- **Your goal**: Quote the records below in full, exactly as given, with the images taken out.

- **Dataset**:
═══
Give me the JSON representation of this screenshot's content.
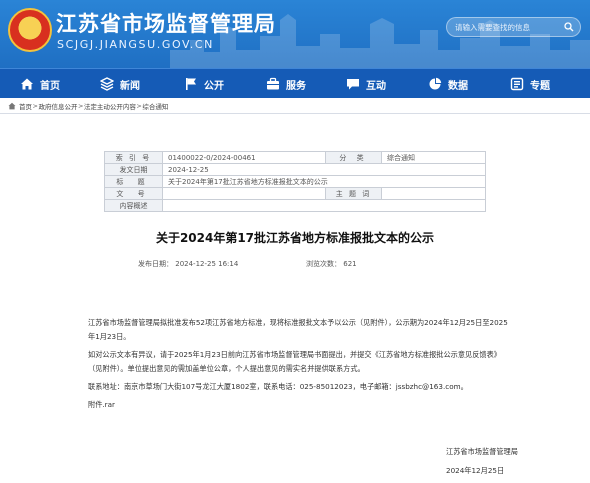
{
  "header": {
    "site_title": "江苏省市场监督管理局",
    "site_domain": "SCJGJ.JIANGSU.GOV.CN",
    "search_placeholder": "请输入需要查找的信息"
  },
  "nav": {
    "items": [
      {
        "label": "首页",
        "icon": "home-icon"
      },
      {
        "label": "新闻",
        "icon": "news-icon"
      },
      {
        "label": "公开",
        "icon": "flag-icon"
      },
      {
        "label": "服务",
        "icon": "service-icon"
      },
      {
        "label": "互动",
        "icon": "chat-icon"
      },
      {
        "label": "数据",
        "icon": "pie-chart-icon"
      },
      {
        "label": "专题",
        "icon": "topic-icon"
      }
    ]
  },
  "breadcrumb": {
    "items": [
      "首页",
      "政府信息公开",
      "法定主动公开内容",
      "综合通知"
    ],
    "separator": ">"
  },
  "meta": {
    "index_label": "索 引 号",
    "index_value": "01400022-0/2024-00461",
    "category_label": "分 类",
    "category_value": "综合通知",
    "date_label": "发文日期",
    "date_value": "2024-12-25",
    "title_label": "标 题",
    "title_value": "关于2024年第17批江苏省地方标准报批文本的公示",
    "docno_label": "文 号",
    "docno_value": "",
    "subject_label": "主 题 词",
    "subject_value": "",
    "summary_label": "内容概述",
    "summary_value": ""
  },
  "article": {
    "title": "关于2024年第17批江苏省地方标准报批文本的公示",
    "pub_label": "发布日期：",
    "pub_value": "2024-12-25 16:14",
    "views_label": "浏览次数：",
    "views_value": "621",
    "paragraphs": [
      "江苏省市场监督管理局拟批准发布52项江苏省地方标准，现将标准报批文本予以公示（见附件），公示期为2024年12月25日至2025年1月23日。",
      "如对公示文本有异议，请于2025年1月23日前向江苏省市场监督管理局书面提出，并提交《江苏省地方标准报批公示意见反馈表》（见附件）。单位提出意见的需加盖单位公章，个人提出意见的需实名并提供联系方式。",
      "联系地址：南京市草场门大街107号龙江大厦1802室，联系电话：025-85012023，电子邮箱：jssbzhc@163.com。"
    ],
    "attachment": "附件.rar",
    "signature": "江苏省市场监督管理局",
    "sign_date": "2024年12月25日"
  },
  "colors": {
    "header_blue": "#2a84d6",
    "nav_blue": "#155bb6",
    "emblem_red": "#d8301f",
    "emblem_gold": "#f7d154"
  }
}
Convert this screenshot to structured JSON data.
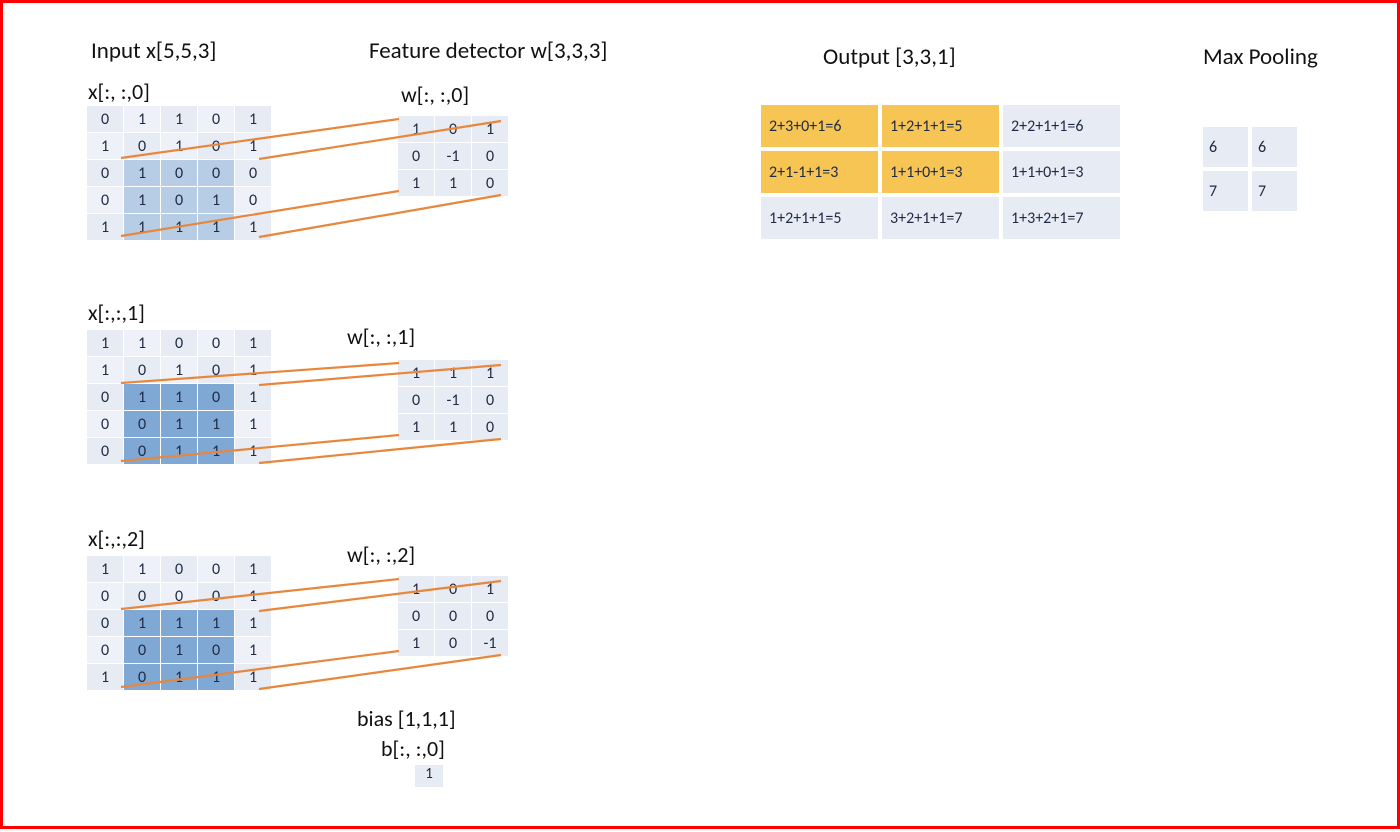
{
  "headings": {
    "input_title": "Input  x[5,5,3]",
    "feature_title": "Feature detector w[3,3,3]",
    "output_title": "Output [3,3,1]",
    "maxpool_title": "Max Pooling",
    "x0_label": "x[:, :,0]",
    "x1_label": "x[:,:,1]",
    "x2_label": "x[:,:,2]",
    "w0_label": "w[:, :,0]",
    "w1_label": "w[:, :,1]",
    "w2_label": "w[:, :,2]",
    "bias_label1": "bias [1,1,1]",
    "bias_label2": "b[:, :,0]"
  },
  "x0": [
    [
      0,
      1,
      1,
      0,
      1
    ],
    [
      1,
      0,
      1,
      0,
      1
    ],
    [
      0,
      1,
      0,
      0,
      0
    ],
    [
      0,
      1,
      0,
      1,
      0
    ],
    [
      1,
      1,
      1,
      1,
      1
    ]
  ],
  "x1": [
    [
      1,
      1,
      0,
      0,
      1
    ],
    [
      1,
      0,
      1,
      0,
      1
    ],
    [
      0,
      1,
      1,
      0,
      1
    ],
    [
      0,
      0,
      1,
      1,
      1
    ],
    [
      0,
      0,
      1,
      1,
      1
    ]
  ],
  "x2": [
    [
      1,
      1,
      0,
      0,
      1
    ],
    [
      0,
      0,
      0,
      0,
      1
    ],
    [
      0,
      1,
      1,
      1,
      1
    ],
    [
      0,
      0,
      1,
      0,
      1
    ],
    [
      1,
      0,
      1,
      1,
      1
    ]
  ],
  "w0": [
    [
      1,
      0,
      1
    ],
    [
      0,
      -1,
      0
    ],
    [
      1,
      1,
      0
    ]
  ],
  "w1": [
    [
      1,
      1,
      1
    ],
    [
      0,
      -1,
      0
    ],
    [
      1,
      1,
      0
    ]
  ],
  "w2": [
    [
      1,
      0,
      1
    ],
    [
      0,
      0,
      0
    ],
    [
      1,
      0,
      -1
    ]
  ],
  "bias_value": "1",
  "output": {
    "cells": [
      [
        "2+3+0+1=6",
        "1+2+1+1=5",
        "2+2+1+1=6"
      ],
      [
        "2+1-1+1=3",
        "1+1+0+1=3",
        "1+1+0+1=3"
      ],
      [
        "1+2+1+1=5",
        "3+2+1+1=7",
        "1+3+2+1=7"
      ]
    ],
    "highlight": [
      [
        true,
        true,
        false
      ],
      [
        true,
        true,
        false
      ],
      [
        false,
        false,
        false
      ]
    ]
  },
  "maxpool": [
    [
      6,
      6
    ],
    [
      7,
      7
    ]
  ],
  "hl": {
    "x0": {
      "rows": [
        2,
        3,
        4
      ],
      "cols": [
        1,
        2,
        3
      ]
    },
    "x1": {
      "rows": [
        2,
        3,
        4
      ],
      "cols": [
        1,
        2,
        3
      ]
    },
    "x2": {
      "rows": [
        2,
        3,
        4
      ],
      "cols": [
        1,
        2,
        3
      ]
    }
  }
}
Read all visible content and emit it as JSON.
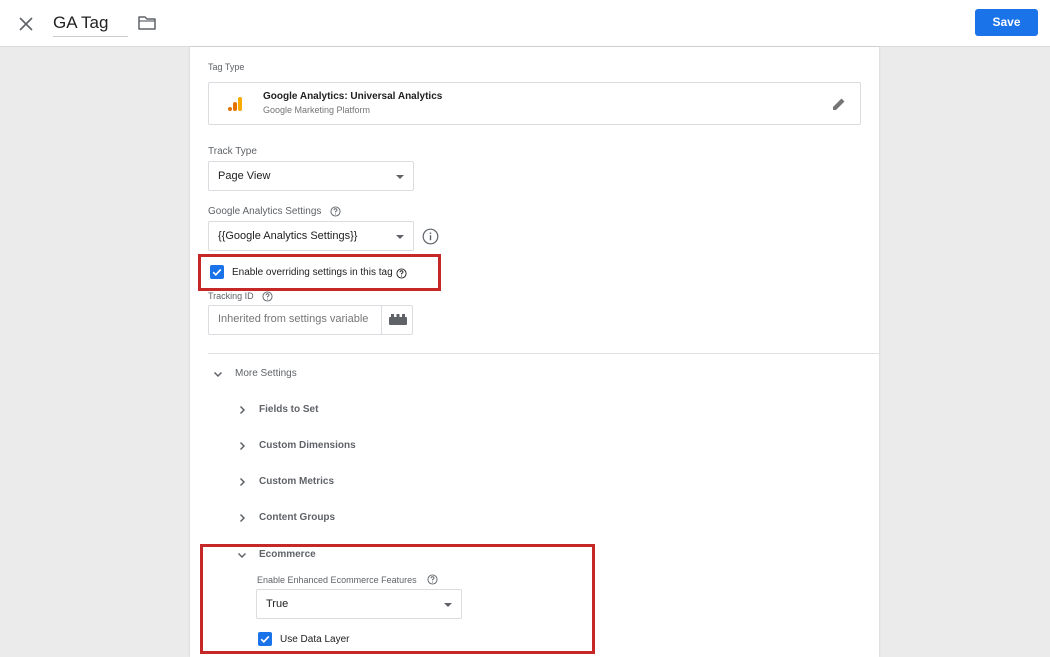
{
  "header": {
    "close_icon": "close-icon",
    "tag_name": "GA Tag",
    "folder_icon": "folder-icon",
    "save_label": "Save"
  },
  "tag_type": {
    "label": "Tag Type",
    "name": "Google Analytics: Universal Analytics",
    "subtitle": "Google Marketing Platform",
    "logo_icon": "google-analytics-logo",
    "edit_icon": "pencil-icon"
  },
  "track_type": {
    "label": "Track Type",
    "value": "Page View"
  },
  "ga_settings": {
    "label": "Google Analytics Settings",
    "value": "{{Google Analytics Settings}}",
    "info_icon": "info-icon"
  },
  "override": {
    "label": "Enable overriding settings in this tag",
    "checked": true
  },
  "tracking_id": {
    "label": "Tracking ID",
    "placeholder": "Inherited from settings variable",
    "variable_icon": "variable-picker-icon"
  },
  "more_settings": {
    "label": "More Settings",
    "expanded": true,
    "sections": [
      {
        "label": "Fields to Set",
        "expanded": false
      },
      {
        "label": "Custom Dimensions",
        "expanded": false
      },
      {
        "label": "Custom Metrics",
        "expanded": false
      },
      {
        "label": "Content Groups",
        "expanded": false
      },
      {
        "label": "Ecommerce",
        "expanded": true
      }
    ]
  },
  "ecommerce": {
    "enhanced_label": "Enable Enhanced Ecommerce Features",
    "enhanced_value": "True",
    "data_layer_label": "Use Data Layer",
    "data_layer_checked": true
  },
  "colors": {
    "accent": "#1a73e8",
    "highlight": "#c62828",
    "ga_orange": "#f9ab00",
    "ga_dark_orange": "#e37400"
  }
}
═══
- **Result for this exercise**:
Give me the JSON representation of this screenshot's content.
{
  "header": {
    "site_title": "江苏省市场监督管理局",
    "site_domain": "SCJGJ.JIANGSU.GOV.CN",
    "search_placeholder": "请输入需要查找的信息"
  },
  "nav": {
    "items": [
      {
        "label": "首页",
        "icon": "home-icon"
      },
      {
        "label": "新闻",
        "icon": "news-icon"
      },
      {
        "label": "公开",
        "icon": "flag-icon"
      },
      {
        "label": "服务",
        "icon": "service-icon"
      },
      {
        "label": "互动",
        "icon": "chat-icon"
      },
      {
        "label": "数据",
        "icon": "pie-chart-icon"
      },
      {
        "label": "专题",
        "icon": "topic-icon"
      }
    ]
  },
  "breadcrumb": {
    "items": [
      "首页",
      "政府信息公开",
      "法定主动公开内容",
      "综合通知"
    ],
    "separator": ">"
  },
  "meta": {
    "index_label": "索 引 号",
    "index_value": "01400022-0/2024-00461",
    "category_label": "分 类",
    "category_value": "综合通知",
    "date_label": "发文日期",
    "date_value": "2024-12-25",
    "title_label": "标 题",
    "title_value": "关于2024年第17批江苏省地方标准报批文本的公示",
    "docno_label": "文 号",
    "docno_value": "",
    "subject_label": "主 题 词",
    "subject_value": "",
    "summary_label": "内容概述",
    "summary_value": ""
  },
  "article": {
    "title": "关于2024年第17批江苏省地方标准报批文本的公示",
    "pub_label": "发布日期：",
    "pub_value": "2024-12-25 16:14",
    "views_label": "浏览次数：",
    "views_value": "621",
    "paragraphs": [
      "江苏省市场监督管理局拟批准发布52项江苏省地方标准，现将标准报批文本予以公示（见附件），公示期为2024年12月25日至2025年1月23日。",
      "如对公示文本有异议，请于2025年1月23日前向江苏省市场监督管理局书面提出，并提交《江苏省地方标准报批公示意见反馈表》（见附件）。单位提出意见的需加盖单位公章，个人提出意见的需实名并提供联系方式。",
      "联系地址：南京市草场门大街107号龙江大厦1802室，联系电话：025-85012023，电子邮箱：jssbzhc@163.com。"
    ],
    "attachment": "附件.rar",
    "signature": "江苏省市场监督管理局",
    "sign_date": "2024年12月25日"
  },
  "colors": {
    "header_blue": "#2a84d6",
    "nav_blue": "#155bb6",
    "emblem_red": "#d8301f",
    "emblem_gold": "#f7d154"
  }
}
Convert this screenshot to structured JSON data.
{
  "headings": {
    "input_title": "Input  x[5,5,3]",
    "feature_title": "Feature detector w[3,3,3]",
    "output_title": "Output [3,3,1]",
    "maxpool_title": "Max Pooling",
    "x0_label": "x[:, :,0]",
    "x1_label": "x[:,:,1]",
    "x2_label": "x[:,:,2]",
    "w0_label": "w[:, :,0]",
    "w1_label": "w[:, :,1]",
    "w2_label": "w[:, :,2]",
    "bias_label1": "bias [1,1,1]",
    "bias_label2": "b[:, :,0]"
  },
  "x0": [
    [
      0,
      1,
      1,
      0,
      1
    ],
    [
      1,
      0,
      1,
      0,
      1
    ],
    [
      0,
      1,
      0,
      0,
      0
    ],
    [
      0,
      1,
      0,
      1,
      0
    ],
    [
      1,
      1,
      1,
      1,
      1
    ]
  ],
  "x1": [
    [
      1,
      1,
      0,
      0,
      1
    ],
    [
      1,
      0,
      1,
      0,
      1
    ],
    [
      0,
      1,
      1,
      0,
      1
    ],
    [
      0,
      0,
      1,
      1,
      1
    ],
    [
      0,
      0,
      1,
      1,
      1
    ]
  ],
  "x2": [
    [
      1,
      1,
      0,
      0,
      1
    ],
    [
      0,
      0,
      0,
      0,
      1
    ],
    [
      0,
      1,
      1,
      1,
      1
    ],
    [
      0,
      0,
      1,
      0,
      1
    ],
    [
      1,
      0,
      1,
      1,
      1
    ]
  ],
  "w0": [
    [
      1,
      0,
      1
    ],
    [
      0,
      -1,
      0
    ],
    [
      1,
      1,
      0
    ]
  ],
  "w1": [
    [
      1,
      1,
      1
    ],
    [
      0,
      -1,
      0
    ],
    [
      1,
      1,
      0
    ]
  ],
  "w2": [
    [
      1,
      0,
      1
    ],
    [
      0,
      0,
      0
    ],
    [
      1,
      0,
      -1
    ]
  ],
  "bias_value": "1",
  "output": {
    "cells": [
      [
        "2+3+0+1=6",
        "1+2+1+1=5",
        "2+2+1+1=6"
      ],
      [
        "2+1-1+1=3",
        "1+1+0+1=3",
        "1+1+0+1=3"
      ],
      [
        "1+2+1+1=5",
        "3+2+1+1=7",
        "1+3+2+1=7"
      ]
    ],
    "highlight": [
      [
        true,
        true,
        false
      ],
      [
        true,
        true,
        false
      ],
      [
        false,
        false,
        false
      ]
    ]
  },
  "maxpool": [
    [
      6,
      6
    ],
    [
      7,
      7
    ]
  ],
  "hl": {
    "x0": {
      "rows": [
        2,
        3,
        4
      ],
      "cols": [
        1,
        2,
        3
      ]
    },
    "x1": {
      "rows": [
        2,
        3,
        4
      ],
      "cols": [
        1,
        2,
        3
      ]
    },
    "x2": {
      "rows": [
        2,
        3,
        4
      ],
      "cols": [
        1,
        2,
        3
      ]
    }
  }
}
Read all visible content and emit it as JSON.
{
  "header": {
    "close_icon": "close-icon",
    "tag_name": "GA Tag",
    "folder_icon": "folder-icon",
    "save_label": "Save"
  },
  "tag_type": {
    "label": "Tag Type",
    "name": "Google Analytics: Universal Analytics",
    "subtitle": "Google Marketing Platform",
    "logo_icon": "google-analytics-logo",
    "edit_icon": "pencil-icon"
  },
  "track_type": {
    "label": "Track Type",
    "value": "Page View"
  },
  "ga_settings": {
    "label": "Google Analytics Settings",
    "value": "{{Google Analytics Settings}}",
    "info_icon": "info-icon"
  },
  "override": {
    "label": "Enable overriding settings in this tag",
    "checked": true
  },
  "tracking_id": {
    "label": "Tracking ID",
    "placeholder": "Inherited from settings variable",
    "variable_icon": "variable-picker-icon"
  },
  "more_settings": {
    "label": "More Settings",
    "expanded": true,
    "sections": [
      {
        "label": "Fields to Set",
        "expanded": false
      },
      {
        "label": "Custom Dimensions",
        "expanded": false
      },
      {
        "label": "Custom Metrics",
        "expanded": false
      },
      {
        "label": "Content Groups",
        "expanded": false
      },
      {
        "label": "Ecommerce",
        "expanded": true
      }
    ]
  },
  "ecommerce": {
    "enhanced_label": "Enable Enhanced Ecommerce Features",
    "enhanced_value": "True",
    "data_layer_label": "Use Data Layer",
    "data_layer_checked": true
  },
  "colors": {
    "accent": "#1a73e8",
    "highlight": "#c62828",
    "ga_orange": "#f9ab00",
    "ga_dark_orange": "#e37400"
  }
}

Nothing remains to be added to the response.